Although we already wrote last year about avoiding blacklists, this is an important topic that requires revisiting. In this day-to-day growing digital world, the biggest fear an email marketer encounters is the fear of being blacklisted. Blacklists are becoming the worst nightmare to today’s generation of email marketers. No matter how efficiently you practice all precautions, there is a number of spam and other such problems that can reduce the impact of your email marketing.
Email blacklists are lists that use some criteria to determine if an IP address, domain or e-mailer is sending an email that can be considered spam. The worst problem with email blacklisting is that it can be created by anyone receiving or processing an e-mail.
Different types of email blacklists
- Public blacklists: Public blacklists are blacklists that can be started and published by anyone. Hundreds of blacklists can be found today on the Internet.
- ISP Blacklists: Large ISPs who know some spammers and e-mailers blacklist them, creating their own blacklists.
- Server-side filters: Some anti-spam filters use their own set of criteria and guidelines to make their own blacklists.
- Client-side filters: Many software programs help users to shield themselves from different types of spam. These programs also provide the option to filter the incoming emails.
- Corporate blacklists: Many organizations customize the rules to filter their incoming emails through a server administrator. These internal blacklists are used to block suspected spammers and e-mailers.
Not getting notified on time makes email blacklists even more troublesome. Until you notice or investigate, you have no way of knowing that you are being blacklisted. There are a few steps that can help you identify whether you are hit by this problem or not.
Steps to identify blacklists
- Notice your open/clicks statistics by domain: A blacklist causes a decline in your overall open /click rates. Blacklisting problems are clearly visible on open/ click statistics rather than overall statistics.
- Check complaints from your recipients: If the recipients regularly complain of not receiving your emails, it can be a case of a blacklist. Ensure your customer service does not neglect such important complaints.
- Use blacklist research tools: There are various tools such as our blacklist API that can help you make sure whether your IP address is blacklisted or not.
- Check for security gaps: Make sure there are no loopholes or security gaps in your email system. It is best to have an email service provider for your company to track all these problems.
The above-mentioned points are the steps to identify problems, but there can be many more reasons for your email being blacklisted. And the reason for any email blacklist can be different from another.
Mentioned below are some of the reasons for email blacklists
- Spam complaints: Most emails are blacklisted because of recipients. Most spamming is due to internal or unintentional hitting the option of “This is spam”. Almost every email can be reported as spam no matter how many precautions you take to avoid it.
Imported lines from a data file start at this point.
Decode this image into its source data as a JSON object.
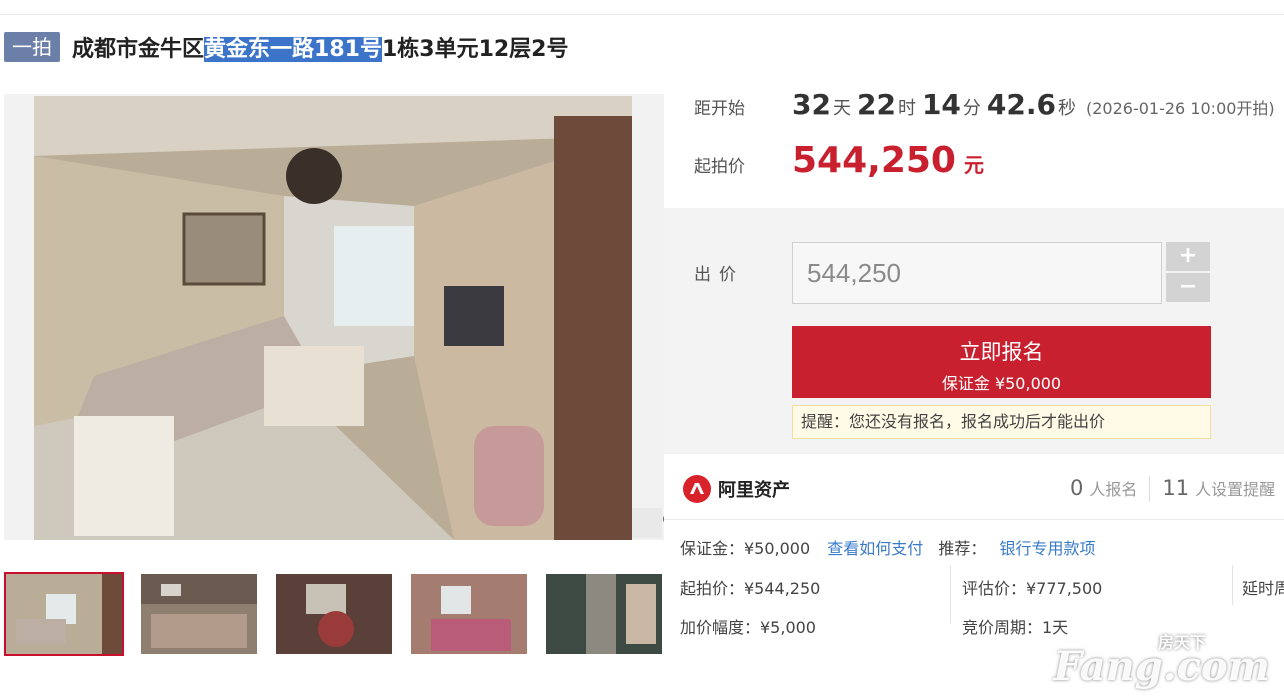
{
  "title": {
    "round_tag": "一拍",
    "prefix": "成都市金牛区",
    "highlight": "黄金东一路181号",
    "suffix": "1栋3单元12层2号"
  },
  "countdown": {
    "label": "距开始",
    "days": "32",
    "days_unit": "天",
    "hours": "22",
    "hours_unit": "时",
    "minutes": "14",
    "minutes_unit": "分",
    "seconds": "42.6",
    "seconds_unit": "秒",
    "start_note": "(2026-01-26 10:00开拍)"
  },
  "start_price": {
    "label": "起拍价",
    "value": "544,250",
    "unit": "元"
  },
  "bid": {
    "label": "出价",
    "input_value": "544,250",
    "plus": "+",
    "minus": "−",
    "signup_label": "立即报名",
    "deposit_label": "保证金 ¥50,000",
    "notice": "提醒：您还没有报名，报名成功后才能出价"
  },
  "brand": {
    "name": "阿里资产"
  },
  "stats": {
    "registered_count": "0",
    "registered_label": "人报名",
    "reminder_count": "11",
    "reminder_label": "人设置提醒"
  },
  "info": {
    "deposit": "保证金：¥50,000",
    "how_to_pay_link": "查看如何支付",
    "recommend_label": "推荐：",
    "recommend_link": "银行专用款项",
    "start_price": "起拍价：¥544,250",
    "appraisal": "评估价：¥777,500",
    "delay": "延时周期",
    "increment": "加价幅度：¥5,000",
    "cycle": "竞价周期：1天"
  },
  "watermark": {
    "text": "Fang.com",
    "sub": "房天下"
  },
  "colors": {
    "accent_red": "#c8202f",
    "link_blue": "#3a7bc8",
    "tag_bg": "#6b7fa8"
  }
}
- If your bounce rate exceeds the acceptable: The increase in the bounce rate of your emails automatically makes you a blacklist candidate. There are some spam trap addresses on which any email is considered spam. If you continue sending emails to such trap addresses, you automatically get blacklisted.
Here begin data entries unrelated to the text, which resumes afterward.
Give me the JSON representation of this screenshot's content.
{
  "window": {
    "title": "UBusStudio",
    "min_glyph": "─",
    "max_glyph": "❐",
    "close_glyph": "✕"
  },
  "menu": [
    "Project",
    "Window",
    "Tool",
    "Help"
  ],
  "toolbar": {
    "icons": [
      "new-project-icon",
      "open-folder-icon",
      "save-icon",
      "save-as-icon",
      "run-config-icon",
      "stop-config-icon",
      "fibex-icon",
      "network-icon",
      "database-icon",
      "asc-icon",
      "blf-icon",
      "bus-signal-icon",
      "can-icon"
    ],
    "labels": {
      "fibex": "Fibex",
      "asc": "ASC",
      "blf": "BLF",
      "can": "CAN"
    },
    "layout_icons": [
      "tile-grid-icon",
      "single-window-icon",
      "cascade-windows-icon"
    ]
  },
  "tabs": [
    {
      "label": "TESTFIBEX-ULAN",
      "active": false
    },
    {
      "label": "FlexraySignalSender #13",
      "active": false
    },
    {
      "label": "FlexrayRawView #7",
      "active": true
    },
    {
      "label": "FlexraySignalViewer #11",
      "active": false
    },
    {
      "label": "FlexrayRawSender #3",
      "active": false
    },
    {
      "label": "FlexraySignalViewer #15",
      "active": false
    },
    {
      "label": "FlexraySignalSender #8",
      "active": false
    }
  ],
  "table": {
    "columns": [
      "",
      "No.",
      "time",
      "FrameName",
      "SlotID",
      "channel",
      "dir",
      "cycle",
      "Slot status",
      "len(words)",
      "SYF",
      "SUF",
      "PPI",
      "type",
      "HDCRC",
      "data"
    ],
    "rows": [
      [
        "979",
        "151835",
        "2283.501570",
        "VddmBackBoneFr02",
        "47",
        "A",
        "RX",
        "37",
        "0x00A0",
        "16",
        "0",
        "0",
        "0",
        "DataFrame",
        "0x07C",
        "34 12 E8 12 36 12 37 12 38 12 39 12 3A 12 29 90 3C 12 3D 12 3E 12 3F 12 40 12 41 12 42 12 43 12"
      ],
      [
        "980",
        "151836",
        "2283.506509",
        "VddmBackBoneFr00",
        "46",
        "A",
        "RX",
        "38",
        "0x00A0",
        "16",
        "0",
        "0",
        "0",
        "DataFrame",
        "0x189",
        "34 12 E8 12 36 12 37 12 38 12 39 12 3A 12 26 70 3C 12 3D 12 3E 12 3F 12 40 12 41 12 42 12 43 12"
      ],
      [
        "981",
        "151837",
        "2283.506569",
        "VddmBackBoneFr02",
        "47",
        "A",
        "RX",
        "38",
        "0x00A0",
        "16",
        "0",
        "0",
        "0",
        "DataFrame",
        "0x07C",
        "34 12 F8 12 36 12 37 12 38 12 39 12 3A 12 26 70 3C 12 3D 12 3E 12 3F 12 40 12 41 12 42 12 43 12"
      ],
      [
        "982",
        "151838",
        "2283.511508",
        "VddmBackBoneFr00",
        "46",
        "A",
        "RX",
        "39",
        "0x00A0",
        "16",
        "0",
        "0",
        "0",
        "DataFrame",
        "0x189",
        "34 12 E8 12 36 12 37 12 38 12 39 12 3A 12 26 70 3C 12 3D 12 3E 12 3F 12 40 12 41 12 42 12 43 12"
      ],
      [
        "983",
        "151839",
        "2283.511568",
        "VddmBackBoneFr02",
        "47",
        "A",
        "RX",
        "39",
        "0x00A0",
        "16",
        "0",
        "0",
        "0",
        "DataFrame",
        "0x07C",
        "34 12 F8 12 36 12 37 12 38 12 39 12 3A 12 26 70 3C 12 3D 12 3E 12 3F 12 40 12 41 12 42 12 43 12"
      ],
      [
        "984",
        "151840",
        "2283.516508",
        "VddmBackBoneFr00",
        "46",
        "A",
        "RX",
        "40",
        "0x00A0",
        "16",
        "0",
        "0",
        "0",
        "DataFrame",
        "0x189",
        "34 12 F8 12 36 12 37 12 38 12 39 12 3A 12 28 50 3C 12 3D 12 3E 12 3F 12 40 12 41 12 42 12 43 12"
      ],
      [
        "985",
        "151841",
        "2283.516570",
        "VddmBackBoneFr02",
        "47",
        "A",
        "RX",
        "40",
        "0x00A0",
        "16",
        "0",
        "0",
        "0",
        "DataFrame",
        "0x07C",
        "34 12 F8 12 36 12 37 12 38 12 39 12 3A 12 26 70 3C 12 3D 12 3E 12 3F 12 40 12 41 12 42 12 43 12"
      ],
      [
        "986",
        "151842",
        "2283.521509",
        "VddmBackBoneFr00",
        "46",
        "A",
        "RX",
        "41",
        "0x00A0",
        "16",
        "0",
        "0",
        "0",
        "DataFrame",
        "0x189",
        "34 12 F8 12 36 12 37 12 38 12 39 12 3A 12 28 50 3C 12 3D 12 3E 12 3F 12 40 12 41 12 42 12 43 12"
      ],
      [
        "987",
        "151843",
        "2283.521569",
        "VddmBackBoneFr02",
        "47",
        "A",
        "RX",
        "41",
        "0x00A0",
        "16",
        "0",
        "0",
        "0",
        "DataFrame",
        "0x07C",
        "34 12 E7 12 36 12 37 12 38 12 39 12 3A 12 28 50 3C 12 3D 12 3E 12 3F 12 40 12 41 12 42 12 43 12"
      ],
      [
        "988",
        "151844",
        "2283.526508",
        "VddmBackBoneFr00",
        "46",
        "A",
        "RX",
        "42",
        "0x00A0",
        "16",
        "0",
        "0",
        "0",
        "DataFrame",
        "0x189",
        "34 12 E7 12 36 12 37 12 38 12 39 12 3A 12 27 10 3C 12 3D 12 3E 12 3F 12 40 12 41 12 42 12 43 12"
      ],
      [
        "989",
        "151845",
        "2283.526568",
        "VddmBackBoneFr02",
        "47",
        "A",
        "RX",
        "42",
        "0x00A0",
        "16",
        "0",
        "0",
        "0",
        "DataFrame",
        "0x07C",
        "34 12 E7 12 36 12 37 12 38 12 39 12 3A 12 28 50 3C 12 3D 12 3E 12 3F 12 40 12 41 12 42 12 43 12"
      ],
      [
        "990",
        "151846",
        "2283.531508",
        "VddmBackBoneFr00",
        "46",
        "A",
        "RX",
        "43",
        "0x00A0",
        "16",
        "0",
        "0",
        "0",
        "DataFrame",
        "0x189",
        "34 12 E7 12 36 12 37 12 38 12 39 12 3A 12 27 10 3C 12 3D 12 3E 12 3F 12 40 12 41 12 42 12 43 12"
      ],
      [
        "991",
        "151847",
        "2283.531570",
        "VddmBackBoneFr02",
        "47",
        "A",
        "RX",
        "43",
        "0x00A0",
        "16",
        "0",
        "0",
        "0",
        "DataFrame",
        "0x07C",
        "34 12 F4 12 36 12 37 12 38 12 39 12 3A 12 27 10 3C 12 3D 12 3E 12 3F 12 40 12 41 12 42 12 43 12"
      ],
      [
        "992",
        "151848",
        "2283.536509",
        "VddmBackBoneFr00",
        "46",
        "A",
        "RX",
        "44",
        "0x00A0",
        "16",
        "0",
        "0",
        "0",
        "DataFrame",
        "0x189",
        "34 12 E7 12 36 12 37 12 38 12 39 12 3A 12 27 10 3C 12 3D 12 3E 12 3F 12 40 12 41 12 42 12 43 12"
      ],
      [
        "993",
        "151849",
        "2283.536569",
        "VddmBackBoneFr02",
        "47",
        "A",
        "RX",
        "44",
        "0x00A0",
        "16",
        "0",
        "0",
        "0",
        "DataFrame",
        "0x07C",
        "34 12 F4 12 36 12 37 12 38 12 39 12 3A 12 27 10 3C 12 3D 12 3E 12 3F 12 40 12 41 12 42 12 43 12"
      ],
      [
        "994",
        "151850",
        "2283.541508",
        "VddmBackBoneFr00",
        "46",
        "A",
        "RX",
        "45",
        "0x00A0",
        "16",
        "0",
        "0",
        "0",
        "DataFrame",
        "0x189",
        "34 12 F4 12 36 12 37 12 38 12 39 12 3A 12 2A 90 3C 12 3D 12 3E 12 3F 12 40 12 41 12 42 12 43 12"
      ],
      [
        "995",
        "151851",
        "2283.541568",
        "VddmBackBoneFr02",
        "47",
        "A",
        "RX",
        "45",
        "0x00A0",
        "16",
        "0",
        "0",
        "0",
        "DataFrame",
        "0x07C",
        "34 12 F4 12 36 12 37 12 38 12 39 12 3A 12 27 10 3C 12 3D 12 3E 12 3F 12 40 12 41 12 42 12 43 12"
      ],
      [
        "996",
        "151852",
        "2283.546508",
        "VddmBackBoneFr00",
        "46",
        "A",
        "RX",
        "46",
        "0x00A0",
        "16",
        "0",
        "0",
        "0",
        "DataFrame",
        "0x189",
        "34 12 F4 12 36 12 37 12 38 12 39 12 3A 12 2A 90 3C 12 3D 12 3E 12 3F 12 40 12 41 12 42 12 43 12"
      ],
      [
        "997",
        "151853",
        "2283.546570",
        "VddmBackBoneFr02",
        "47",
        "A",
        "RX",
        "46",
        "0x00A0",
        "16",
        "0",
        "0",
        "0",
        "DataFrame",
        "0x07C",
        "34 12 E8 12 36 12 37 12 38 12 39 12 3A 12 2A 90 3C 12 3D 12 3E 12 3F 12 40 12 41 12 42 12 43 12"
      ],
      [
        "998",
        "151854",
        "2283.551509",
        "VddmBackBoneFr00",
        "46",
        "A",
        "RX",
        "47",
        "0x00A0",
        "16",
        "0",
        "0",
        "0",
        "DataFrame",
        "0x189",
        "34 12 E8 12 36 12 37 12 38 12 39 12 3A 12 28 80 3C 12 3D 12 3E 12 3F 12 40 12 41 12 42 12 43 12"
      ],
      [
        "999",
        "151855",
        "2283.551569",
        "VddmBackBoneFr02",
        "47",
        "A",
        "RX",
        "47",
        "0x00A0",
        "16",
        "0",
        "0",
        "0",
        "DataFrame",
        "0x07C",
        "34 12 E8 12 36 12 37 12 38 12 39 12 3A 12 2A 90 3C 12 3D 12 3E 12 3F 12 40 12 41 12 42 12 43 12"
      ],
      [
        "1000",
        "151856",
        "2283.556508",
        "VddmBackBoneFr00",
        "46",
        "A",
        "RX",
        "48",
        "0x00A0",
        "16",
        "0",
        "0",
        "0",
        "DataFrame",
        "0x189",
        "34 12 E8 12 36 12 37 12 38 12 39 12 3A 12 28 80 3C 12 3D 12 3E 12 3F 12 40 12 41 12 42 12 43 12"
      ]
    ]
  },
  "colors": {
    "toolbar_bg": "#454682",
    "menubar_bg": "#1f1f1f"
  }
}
- Due to bad IP reputation: There are several servers and IPs that have blacklisted IP addresses. If you use a blacklisted server or IP, you will also become blacklisted.
Now that we know all the aspects of email blacklists, the main question arises: what to do if we suffer the same problem? There are a few steps and measures that can help in reducing the impact and consequences of email blacklists.
How to face email blacklists?
- Check your IP address: Make sure that the IP address you use is not blacklisted. Ensure that your IP address is not blacklisted on any specific ISP.
- Contact your email service provider: If you use an ESP (email service provider), you can have a talk with them about the issue. Many ESPs have good bonds with major blacklists and ISPs and can help solve your problem quickly.
- Contact the ISP: If you send emails through a server instead of an email service provider, you need to directly contact the ISP about the issue.
So basically, it is clear that being blacklisted cannot be totally avoided; but its impacts and risks can be reduced to a large extent. However, these measures and steps can only let you check and monitor the risks of blacklists, not completely avoid it.
Now that you know everything about email blacklisting, you will definitely agree that it is important to keep an eye on it in order to maintain a good brand reputation. Although your email service provider will help you monitor this and make you aware of it, they cannot prevent ISPs from receiving negative responses from your recipients in your database. You should build an effective marketing strategy on the basis of the best email marketing practices to make sure you are not getting blacklisted in the future.